▶ [EXERCISE DESCRIPTION]:
Which lines in the records below contain the word "this"? Report each of them.
--- RECORDS PROVIDED ---
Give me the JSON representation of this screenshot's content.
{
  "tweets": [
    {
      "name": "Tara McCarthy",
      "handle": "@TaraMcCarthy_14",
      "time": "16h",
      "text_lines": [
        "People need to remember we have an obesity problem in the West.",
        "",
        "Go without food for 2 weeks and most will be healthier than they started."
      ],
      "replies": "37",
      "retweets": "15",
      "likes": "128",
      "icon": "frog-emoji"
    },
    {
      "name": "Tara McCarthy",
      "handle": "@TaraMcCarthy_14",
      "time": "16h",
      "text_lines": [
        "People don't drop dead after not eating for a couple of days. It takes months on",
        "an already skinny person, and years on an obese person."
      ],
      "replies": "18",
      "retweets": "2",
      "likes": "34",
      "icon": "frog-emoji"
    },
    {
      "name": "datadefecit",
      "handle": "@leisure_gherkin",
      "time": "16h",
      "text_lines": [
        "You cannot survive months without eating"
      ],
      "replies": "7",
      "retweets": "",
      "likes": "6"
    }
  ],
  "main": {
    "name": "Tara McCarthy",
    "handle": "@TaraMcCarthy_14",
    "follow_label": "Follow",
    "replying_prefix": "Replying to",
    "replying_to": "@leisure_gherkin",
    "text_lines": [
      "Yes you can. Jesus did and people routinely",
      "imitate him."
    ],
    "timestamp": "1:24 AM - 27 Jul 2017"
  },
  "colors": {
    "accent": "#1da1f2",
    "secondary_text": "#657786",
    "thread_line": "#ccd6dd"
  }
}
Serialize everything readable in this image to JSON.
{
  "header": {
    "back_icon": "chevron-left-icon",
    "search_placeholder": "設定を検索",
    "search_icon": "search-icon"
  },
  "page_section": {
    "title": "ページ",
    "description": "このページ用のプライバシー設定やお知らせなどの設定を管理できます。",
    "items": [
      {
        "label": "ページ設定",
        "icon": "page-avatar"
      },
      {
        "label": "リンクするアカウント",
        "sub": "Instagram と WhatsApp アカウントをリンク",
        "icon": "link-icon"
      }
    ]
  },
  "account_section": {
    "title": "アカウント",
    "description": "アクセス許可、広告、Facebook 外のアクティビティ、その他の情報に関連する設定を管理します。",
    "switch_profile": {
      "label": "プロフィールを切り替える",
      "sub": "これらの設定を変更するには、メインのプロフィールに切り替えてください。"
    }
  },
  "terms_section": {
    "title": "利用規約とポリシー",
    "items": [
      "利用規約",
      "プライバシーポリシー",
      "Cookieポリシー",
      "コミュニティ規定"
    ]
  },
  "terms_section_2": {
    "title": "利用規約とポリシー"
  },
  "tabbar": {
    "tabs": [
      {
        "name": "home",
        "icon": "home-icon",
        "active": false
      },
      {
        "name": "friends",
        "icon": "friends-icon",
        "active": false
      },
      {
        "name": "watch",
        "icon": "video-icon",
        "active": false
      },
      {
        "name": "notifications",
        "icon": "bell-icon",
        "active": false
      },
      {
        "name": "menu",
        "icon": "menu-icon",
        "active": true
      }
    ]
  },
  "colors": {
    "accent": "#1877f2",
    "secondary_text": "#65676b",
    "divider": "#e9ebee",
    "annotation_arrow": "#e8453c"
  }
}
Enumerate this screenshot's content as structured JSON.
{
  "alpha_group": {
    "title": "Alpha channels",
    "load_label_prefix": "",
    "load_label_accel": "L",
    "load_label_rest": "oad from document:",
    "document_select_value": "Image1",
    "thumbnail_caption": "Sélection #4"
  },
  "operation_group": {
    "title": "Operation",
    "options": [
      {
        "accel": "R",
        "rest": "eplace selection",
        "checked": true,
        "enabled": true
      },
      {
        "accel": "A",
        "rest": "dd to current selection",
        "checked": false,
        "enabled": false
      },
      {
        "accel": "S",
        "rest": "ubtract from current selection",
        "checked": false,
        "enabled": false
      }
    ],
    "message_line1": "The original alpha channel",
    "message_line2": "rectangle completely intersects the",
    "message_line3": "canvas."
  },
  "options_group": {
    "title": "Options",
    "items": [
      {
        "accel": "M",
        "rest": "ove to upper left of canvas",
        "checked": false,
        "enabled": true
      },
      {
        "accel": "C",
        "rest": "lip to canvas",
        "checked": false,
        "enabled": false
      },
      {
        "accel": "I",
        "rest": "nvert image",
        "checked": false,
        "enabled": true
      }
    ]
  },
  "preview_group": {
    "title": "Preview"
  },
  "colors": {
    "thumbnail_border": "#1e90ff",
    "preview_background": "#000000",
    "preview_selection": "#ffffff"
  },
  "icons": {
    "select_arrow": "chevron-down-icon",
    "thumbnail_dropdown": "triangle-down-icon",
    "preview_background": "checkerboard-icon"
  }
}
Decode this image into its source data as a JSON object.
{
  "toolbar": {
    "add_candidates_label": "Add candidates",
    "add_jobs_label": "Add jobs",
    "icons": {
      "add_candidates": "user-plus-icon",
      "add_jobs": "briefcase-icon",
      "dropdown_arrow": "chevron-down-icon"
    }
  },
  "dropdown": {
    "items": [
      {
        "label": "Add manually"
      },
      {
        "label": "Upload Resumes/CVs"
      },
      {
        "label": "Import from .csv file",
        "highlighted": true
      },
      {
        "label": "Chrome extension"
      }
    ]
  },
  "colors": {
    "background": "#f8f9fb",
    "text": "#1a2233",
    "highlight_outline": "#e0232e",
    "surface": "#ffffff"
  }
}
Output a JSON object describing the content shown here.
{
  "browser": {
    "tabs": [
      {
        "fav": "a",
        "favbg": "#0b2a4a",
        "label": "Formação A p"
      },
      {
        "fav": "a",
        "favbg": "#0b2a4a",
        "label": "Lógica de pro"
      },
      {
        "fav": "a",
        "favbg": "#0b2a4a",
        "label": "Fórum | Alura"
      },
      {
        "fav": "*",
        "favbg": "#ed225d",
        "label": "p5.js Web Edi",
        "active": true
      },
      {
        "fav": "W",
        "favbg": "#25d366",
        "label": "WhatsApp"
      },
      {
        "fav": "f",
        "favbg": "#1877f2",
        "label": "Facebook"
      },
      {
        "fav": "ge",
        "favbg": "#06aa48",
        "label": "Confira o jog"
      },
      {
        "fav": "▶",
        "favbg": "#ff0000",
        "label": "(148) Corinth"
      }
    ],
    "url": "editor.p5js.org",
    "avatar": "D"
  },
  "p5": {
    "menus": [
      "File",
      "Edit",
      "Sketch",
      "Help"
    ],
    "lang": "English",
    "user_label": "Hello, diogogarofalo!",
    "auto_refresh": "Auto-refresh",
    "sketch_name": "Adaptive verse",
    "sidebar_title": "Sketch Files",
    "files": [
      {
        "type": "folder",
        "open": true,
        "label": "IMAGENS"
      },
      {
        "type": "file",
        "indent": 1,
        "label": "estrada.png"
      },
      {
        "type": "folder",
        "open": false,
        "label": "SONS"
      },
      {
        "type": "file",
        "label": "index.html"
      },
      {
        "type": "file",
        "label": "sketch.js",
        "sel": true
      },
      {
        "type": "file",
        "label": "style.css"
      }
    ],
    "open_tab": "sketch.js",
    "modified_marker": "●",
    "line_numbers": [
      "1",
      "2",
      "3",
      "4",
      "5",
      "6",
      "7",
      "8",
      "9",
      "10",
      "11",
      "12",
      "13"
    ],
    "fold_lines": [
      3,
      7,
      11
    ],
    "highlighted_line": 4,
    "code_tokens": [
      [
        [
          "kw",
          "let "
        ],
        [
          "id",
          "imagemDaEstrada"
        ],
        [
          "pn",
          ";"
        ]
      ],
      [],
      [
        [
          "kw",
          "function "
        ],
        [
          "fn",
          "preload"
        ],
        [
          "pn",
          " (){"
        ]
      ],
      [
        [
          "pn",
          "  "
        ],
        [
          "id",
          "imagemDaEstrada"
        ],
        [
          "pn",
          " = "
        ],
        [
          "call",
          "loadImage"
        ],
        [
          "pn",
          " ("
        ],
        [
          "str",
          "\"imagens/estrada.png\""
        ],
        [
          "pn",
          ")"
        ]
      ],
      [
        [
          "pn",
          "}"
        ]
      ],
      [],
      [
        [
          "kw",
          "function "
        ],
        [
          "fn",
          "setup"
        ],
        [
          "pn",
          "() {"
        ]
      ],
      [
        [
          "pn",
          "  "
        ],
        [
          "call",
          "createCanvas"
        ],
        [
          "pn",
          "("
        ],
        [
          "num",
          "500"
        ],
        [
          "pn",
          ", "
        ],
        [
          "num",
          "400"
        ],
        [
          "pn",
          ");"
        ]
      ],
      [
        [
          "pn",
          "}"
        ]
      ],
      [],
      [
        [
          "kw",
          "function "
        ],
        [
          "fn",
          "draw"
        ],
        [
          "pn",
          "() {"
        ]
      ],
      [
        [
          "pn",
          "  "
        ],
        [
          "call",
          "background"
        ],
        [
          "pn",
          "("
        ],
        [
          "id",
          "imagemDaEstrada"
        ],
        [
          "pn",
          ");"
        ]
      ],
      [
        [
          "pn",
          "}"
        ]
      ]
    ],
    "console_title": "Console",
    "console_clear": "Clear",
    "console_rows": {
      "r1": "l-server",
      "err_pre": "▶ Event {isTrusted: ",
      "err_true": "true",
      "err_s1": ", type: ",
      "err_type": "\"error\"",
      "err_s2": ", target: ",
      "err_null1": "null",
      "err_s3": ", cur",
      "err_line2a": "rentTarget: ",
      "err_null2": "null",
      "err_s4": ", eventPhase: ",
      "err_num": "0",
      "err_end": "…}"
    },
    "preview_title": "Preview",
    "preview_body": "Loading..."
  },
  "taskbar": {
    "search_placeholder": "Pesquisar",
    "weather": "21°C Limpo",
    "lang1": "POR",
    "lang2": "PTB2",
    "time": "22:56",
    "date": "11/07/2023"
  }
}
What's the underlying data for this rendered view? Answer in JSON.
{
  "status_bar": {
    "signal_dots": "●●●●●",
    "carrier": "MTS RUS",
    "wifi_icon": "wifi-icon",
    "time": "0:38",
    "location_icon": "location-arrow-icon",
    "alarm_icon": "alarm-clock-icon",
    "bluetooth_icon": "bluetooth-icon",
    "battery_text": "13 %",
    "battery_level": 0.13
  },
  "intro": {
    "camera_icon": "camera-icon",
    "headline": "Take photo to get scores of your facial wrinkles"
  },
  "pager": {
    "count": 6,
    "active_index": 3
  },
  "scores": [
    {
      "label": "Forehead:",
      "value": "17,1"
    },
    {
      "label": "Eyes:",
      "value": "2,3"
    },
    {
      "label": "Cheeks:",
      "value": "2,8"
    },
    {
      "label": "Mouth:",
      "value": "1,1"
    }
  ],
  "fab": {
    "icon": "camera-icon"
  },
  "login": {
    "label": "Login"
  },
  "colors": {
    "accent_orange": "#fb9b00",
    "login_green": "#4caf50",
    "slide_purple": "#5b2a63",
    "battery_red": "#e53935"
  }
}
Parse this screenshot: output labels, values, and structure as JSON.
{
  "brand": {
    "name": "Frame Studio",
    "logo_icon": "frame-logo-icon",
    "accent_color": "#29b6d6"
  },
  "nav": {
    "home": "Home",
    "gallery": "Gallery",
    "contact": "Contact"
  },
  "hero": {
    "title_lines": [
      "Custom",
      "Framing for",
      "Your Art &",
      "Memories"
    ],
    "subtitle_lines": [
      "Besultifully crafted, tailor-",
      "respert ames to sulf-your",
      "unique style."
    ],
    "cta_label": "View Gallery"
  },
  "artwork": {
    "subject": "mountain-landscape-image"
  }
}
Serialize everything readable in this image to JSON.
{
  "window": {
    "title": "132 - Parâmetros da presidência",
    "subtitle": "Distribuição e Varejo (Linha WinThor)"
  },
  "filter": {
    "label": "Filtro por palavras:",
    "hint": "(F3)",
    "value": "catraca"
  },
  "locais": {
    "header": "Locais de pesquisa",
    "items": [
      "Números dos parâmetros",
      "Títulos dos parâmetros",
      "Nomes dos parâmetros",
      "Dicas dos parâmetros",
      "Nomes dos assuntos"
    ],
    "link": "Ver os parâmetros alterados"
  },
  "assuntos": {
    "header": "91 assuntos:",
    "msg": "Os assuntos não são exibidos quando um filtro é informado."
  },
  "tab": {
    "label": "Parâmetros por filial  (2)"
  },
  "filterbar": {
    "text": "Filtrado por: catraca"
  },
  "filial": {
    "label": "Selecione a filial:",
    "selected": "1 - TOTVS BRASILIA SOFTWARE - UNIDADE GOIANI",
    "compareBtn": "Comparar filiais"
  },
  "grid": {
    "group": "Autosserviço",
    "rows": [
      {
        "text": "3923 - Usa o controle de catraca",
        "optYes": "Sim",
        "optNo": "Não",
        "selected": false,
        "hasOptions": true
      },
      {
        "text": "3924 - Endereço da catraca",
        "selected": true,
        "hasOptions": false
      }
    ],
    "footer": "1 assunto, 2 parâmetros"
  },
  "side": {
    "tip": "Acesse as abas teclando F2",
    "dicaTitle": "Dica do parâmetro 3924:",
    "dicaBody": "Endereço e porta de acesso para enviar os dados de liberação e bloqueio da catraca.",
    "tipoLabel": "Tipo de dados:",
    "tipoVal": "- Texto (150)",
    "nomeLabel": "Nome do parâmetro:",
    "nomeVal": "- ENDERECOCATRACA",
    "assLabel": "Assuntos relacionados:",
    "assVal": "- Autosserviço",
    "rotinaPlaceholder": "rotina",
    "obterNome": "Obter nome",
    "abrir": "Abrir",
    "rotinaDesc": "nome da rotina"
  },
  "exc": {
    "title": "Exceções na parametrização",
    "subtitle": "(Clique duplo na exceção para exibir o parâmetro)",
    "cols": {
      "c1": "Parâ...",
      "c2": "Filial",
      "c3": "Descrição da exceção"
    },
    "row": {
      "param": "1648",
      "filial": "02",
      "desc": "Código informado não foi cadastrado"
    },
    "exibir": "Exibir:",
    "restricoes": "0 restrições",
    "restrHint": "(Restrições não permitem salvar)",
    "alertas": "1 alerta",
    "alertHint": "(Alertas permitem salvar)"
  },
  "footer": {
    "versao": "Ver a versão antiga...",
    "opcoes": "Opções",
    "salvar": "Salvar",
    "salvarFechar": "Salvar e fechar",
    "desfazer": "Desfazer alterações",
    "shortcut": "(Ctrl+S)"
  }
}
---
▶ [REPLY]:
Give me the JSON representation of this screenshot's content.
Serialize everything readable in this image to JSON.
Enumerate this screenshot's content as structured JSON.
Decode this image into its source data as a JSON object.
What's the underlying data for this rendered view? Answer in JSON.
Parse this screenshot: output labels, values, and structure as JSON.
Serialize everything readable in this image to JSON.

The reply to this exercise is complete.